## THE PROBLEM
Give the data below again exactly as it stands. Omit the pictures.

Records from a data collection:
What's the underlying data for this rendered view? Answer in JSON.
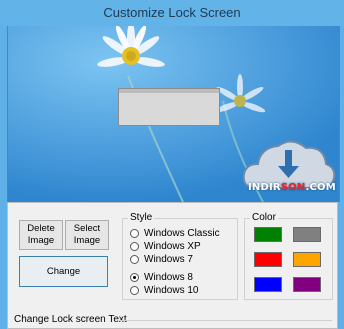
{
  "window": {
    "title": "Customize Lock Screen"
  },
  "watermark": {
    "brand_main": "INDIR",
    "brand_accent": "SON",
    "brand_tail": ".COM"
  },
  "buttons": {
    "delete_image": "Delete Image",
    "select_image": "Select Image",
    "change": "Change"
  },
  "style_group": {
    "label": "Style",
    "options": [
      {
        "label": "Windows Classic",
        "checked": false
      },
      {
        "label": "Windows XP",
        "checked": false
      },
      {
        "label": "Windows 7",
        "checked": false
      },
      {
        "label": "Windows 8",
        "checked": true
      },
      {
        "label": "Windows 10",
        "checked": false
      }
    ]
  },
  "color_group": {
    "label": "Color",
    "swatches": [
      {
        "name": "green",
        "color": "#008000"
      },
      {
        "name": "gray",
        "color": "#808080"
      },
      {
        "name": "red",
        "color": "#ff0000"
      },
      {
        "name": "orange",
        "color": "#ffa500"
      },
      {
        "name": "blue",
        "color": "#0000ff"
      },
      {
        "name": "purple",
        "color": "#800080"
      }
    ]
  },
  "footer": {
    "label": "Change Lock screen Text"
  }
}
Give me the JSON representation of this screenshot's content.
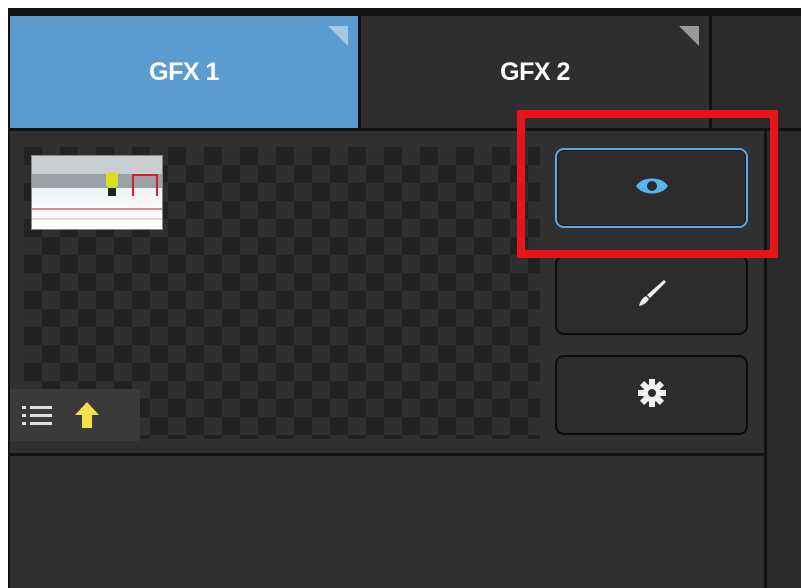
{
  "tabs": [
    {
      "label": "GFX 1",
      "active": true
    },
    {
      "label": "GFX 2",
      "active": false
    }
  ],
  "buttons": {
    "view_icon": "eye-icon",
    "edit_icon": "paintbrush-icon",
    "settings_icon": "gear-icon"
  },
  "bottombar": {
    "list_icon": "list-icon",
    "upload_icon": "up-arrow-icon"
  },
  "colors": {
    "active_tab": "#5b9bd0",
    "highlight": "#e8131b",
    "view_button_border": "#5aa9e8",
    "upload_arrow": "#f3e14d"
  }
}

## EXERCISE RESPONSE
What's the underlying data for this rendered view? Answer in JSON.
{
  "window": {
    "title": "Customize Lock Screen"
  },
  "watermark": {
    "brand_main": "INDIR",
    "brand_accent": "SON",
    "brand_tail": ".COM"
  },
  "buttons": {
    "delete_image": "Delete Image",
    "select_image": "Select Image",
    "change": "Change"
  },
  "style_group": {
    "label": "Style",
    "options": [
      {
        "label": "Windows Classic",
        "checked": false
      },
      {
        "label": "Windows XP",
        "checked": false
      },
      {
        "label": "Windows 7",
        "checked": false
      },
      {
        "label": "Windows 8",
        "checked": true
      },
      {
        "label": "Windows 10",
        "checked": false
      }
    ]
  },
  "color_group": {
    "label": "Color",
    "swatches": [
      {
        "name": "green",
        "color": "#008000"
      },
      {
        "name": "gray",
        "color": "#808080"
      },
      {
        "name": "red",
        "color": "#ff0000"
      },
      {
        "name": "orange",
        "color": "#ffa500"
      },
      {
        "name": "blue",
        "color": "#0000ff"
      },
      {
        "name": "purple",
        "color": "#800080"
      }
    ]
  },
  "footer": {
    "label": "Change Lock screen Text"
  }
}
Give me the JSON representation of this screenshot's content.
{
  "tabs": [
    {
      "label": "GFX 1",
      "active": true
    },
    {
      "label": "GFX 2",
      "active": false
    }
  ],
  "buttons": {
    "view_icon": "eye-icon",
    "edit_icon": "paintbrush-icon",
    "settings_icon": "gear-icon"
  },
  "bottombar": {
    "list_icon": "list-icon",
    "upload_icon": "up-arrow-icon"
  },
  "colors": {
    "active_tab": "#5b9bd0",
    "highlight": "#e8131b",
    "view_button_border": "#5aa9e8",
    "upload_arrow": "#f3e14d"
  }
}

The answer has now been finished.